IT criminal law covers a wide range of offences that have a connection to information technology and often a connection to the internet. Typical case constellations include, for example
- Hacker attacks and unlawful use to a computer system (Section 118a StGB)
- Disrupting the operation of a computer system (Sec 126b StGB)
- Misuse of computer programs or login data (Sec 126c StGB)
- Data damage and data theft (Section 126a StGB)
- Online fraud and phishing (Sec 146 StGB and Sec 147 StGB)
- Social engineering attacks and CEO fraud
- Forgery of data (Sec 225a StGB)
- Improper interception of data (Sec 119a StGB)
- Espionage of trade or business secrets (Sec 123 StGB)
- Spread of malware such as viruses and ransomware
- Defamation and credit damage on the internet (Sec 111 StGB and Sec 152 StGB)
- Misuse of personal data and identity theft
- Criminal law issues in connection with Artificial Intelligence (AI)
Our expertise in Cybercrime
Attorney Dr. Elias Schönborn has many years of defense and consulting experience in the field of cybercrime. In the course of Criminal Defense, he defends clients nationwide against criminal accusations in the field of IT criminal law or assists them as an injured company to enforce their rights in criminal proceedings as a Private Party or in Civil Proceedings. If necessary, we can draw on our extensive network of highly specialised IT forensic specialists and crisis communications experts.
Criminal law and Artificial Intelligence (AI)
Artificial Intelligence (AI) not only makes countless processes much more efficient, but can also be used as a tool for criminal offences in the area of cybercrime or in the preparation and follow-up of crimes. At the same time, AI enables new ways to investigate criminal activities. As a modern law firm, we keep a very close eye on developments in the rapidly evolving field of Artificial Intelligence in order to provide the best possible advice in the area of cybercrime.
Leading publications on IT Criminal Law

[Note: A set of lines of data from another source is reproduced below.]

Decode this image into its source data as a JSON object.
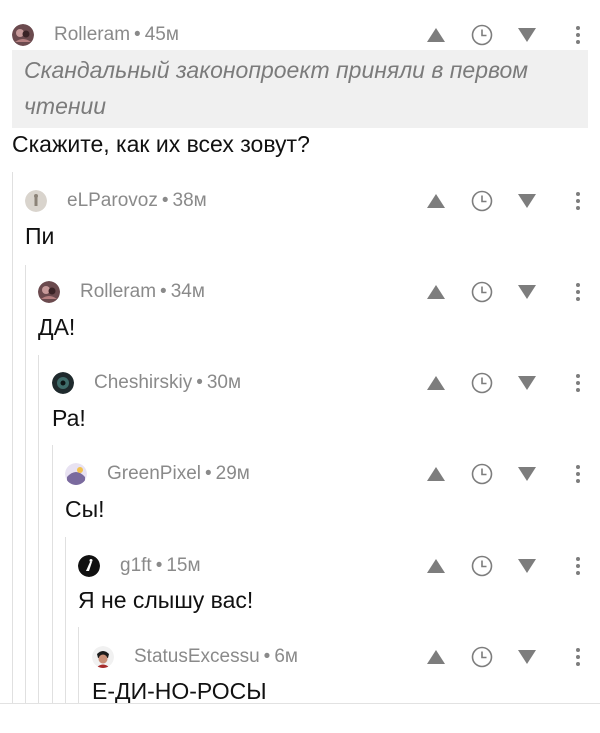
{
  "root": {
    "author": "Rolleram",
    "time": "45м",
    "quote": "Скандальный законопроект приняли в первом чтении",
    "text": "Скажите, как их всех зовут?"
  },
  "replies": [
    {
      "author": "eLParovoz",
      "time": "38м",
      "text": "Пи"
    },
    {
      "author": "Rolleram",
      "time": "34м",
      "text": "ДА!"
    },
    {
      "author": "Cheshirskiy",
      "time": "30м",
      "text": "Ра!"
    },
    {
      "author": "GreenPixel",
      "time": "29м",
      "text": "Сы!"
    },
    {
      "author": "g1ft",
      "time": "15м",
      "text": "Я не слышу вас!"
    },
    {
      "author": "StatusExcessu",
      "time": "6м",
      "text": "Е-ДИ-НО-РОСЫ"
    }
  ],
  "separator": "•",
  "icons": [
    "upvote-icon",
    "save-later-icon",
    "downvote-icon",
    "more-options-icon"
  ],
  "colors": {
    "meta": "#8a8a8a",
    "icon": "#7d7d7d",
    "quote_bg": "#f0f0f0",
    "thread_line": "#e0e0e0"
  }
}
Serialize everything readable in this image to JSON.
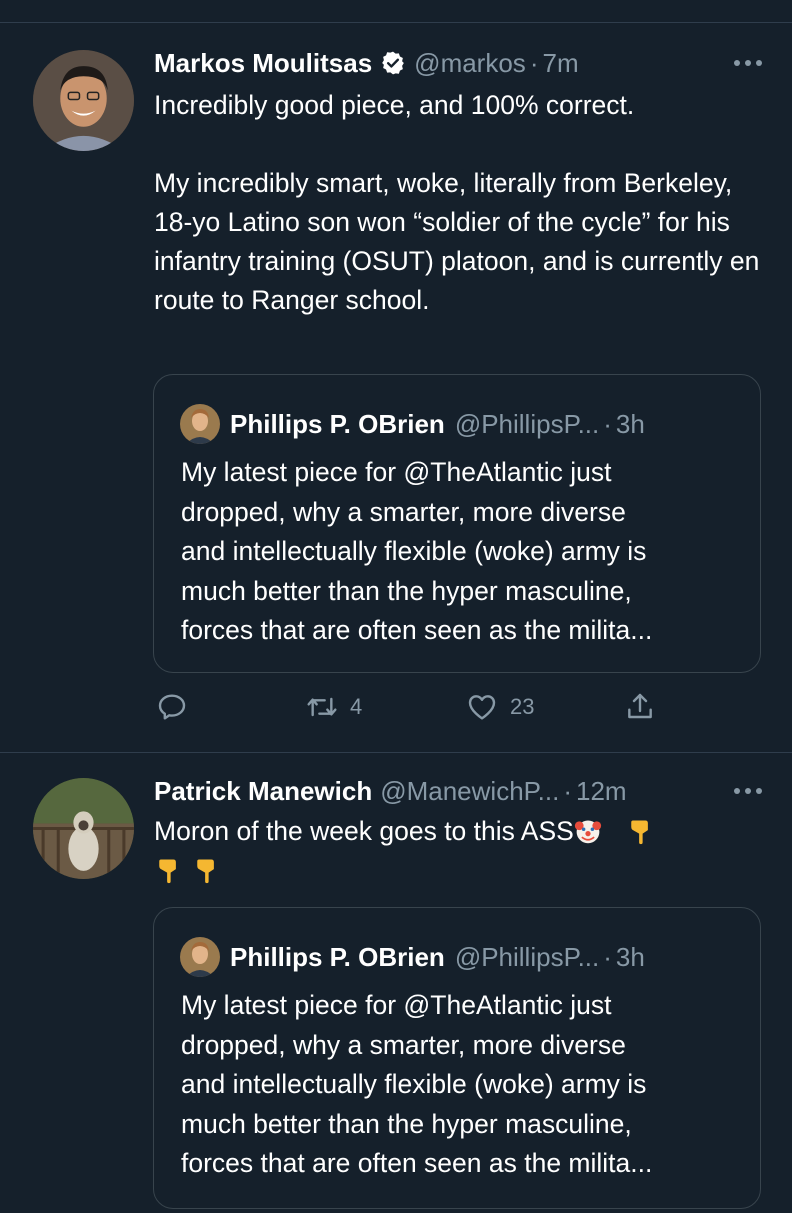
{
  "tweets": [
    {
      "author": {
        "name": "Markos Moulitsas",
        "handle": "@markos",
        "verified": true,
        "avatar": "man-portrait-avatar"
      },
      "time": "7m",
      "text": "Incredibly good piece, and 100% correct.\n\nMy incredibly smart, woke, literally from Berkeley, 18-yo Latino son won “soldier of the cycle” for his infantry training (OSUT) platoon, and is currently en route to Ranger school.",
      "quote": {
        "name": "Phillips P. OBrien",
        "handle": "@PhillipsP...",
        "time": "3h",
        "text": "My latest piece for @TheAtlantic just\ndropped, why a smarter, more diverse\nand intellectually flexible (woke) army is\nmuch better than the hyper masculine,\nforces that are often seen as the milita..."
      },
      "actions": {
        "reply_icon": "reply-icon",
        "retweet_icon": "retweet-icon",
        "retweets": "4",
        "like_icon": "heart-icon",
        "likes": "23",
        "share_icon": "share-icon"
      }
    },
    {
      "author": {
        "name": "Patrick Manewich",
        "handle": "@ManewichP...",
        "verified": false,
        "avatar": "dog-on-deck-avatar"
      },
      "time": "12m",
      "text": "Moron of the week goes to this ASS",
      "emojis": [
        "clown-face-emoji",
        "pointing-down-emoji",
        "pointing-down-emoji",
        "pointing-down-emoji"
      ],
      "quote": {
        "name": "Phillips P. OBrien",
        "handle": "@PhillipsP...",
        "time": "3h",
        "text": "My latest piece for @TheAtlantic just\ndropped, why a smarter, more diverse\nand intellectually flexible (woke) army is\nmuch better than the hyper masculine,\nforces that are often seen as the milita..."
      }
    }
  ],
  "separator": "·",
  "colors": {
    "background": "#15202b",
    "text": "#ffffff",
    "secondary": "#8899a6",
    "border": "#38444d",
    "verified": "#ffffff"
  }
}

Our criminal law expertise in the field of cybercrime is documented by numerous specialist publications (see most recently Schönborn/Steinhofer, chapter “Involvement of the police” and “Criminal Law Permissibility of ransom payments” in Anderl (ed.), Cybercrime, 2023). For the criminal procedural publication in the field of IT criminal law on the topic „Can law enforcement authorities force suspects to (biometrically) decrypt end devices?“ (“Dürfen Strafverfolgungsbehörden Beschuldigte zur (biometrischen) Entschlüsselung von Endgeräten zwingen?”), Dr. Schönborn and Univ.-Ass. Mag. Leo Seidl were awarded the Juristische Blätter promotional prize by the Austrian publishing house Verlag Österreich in 2022.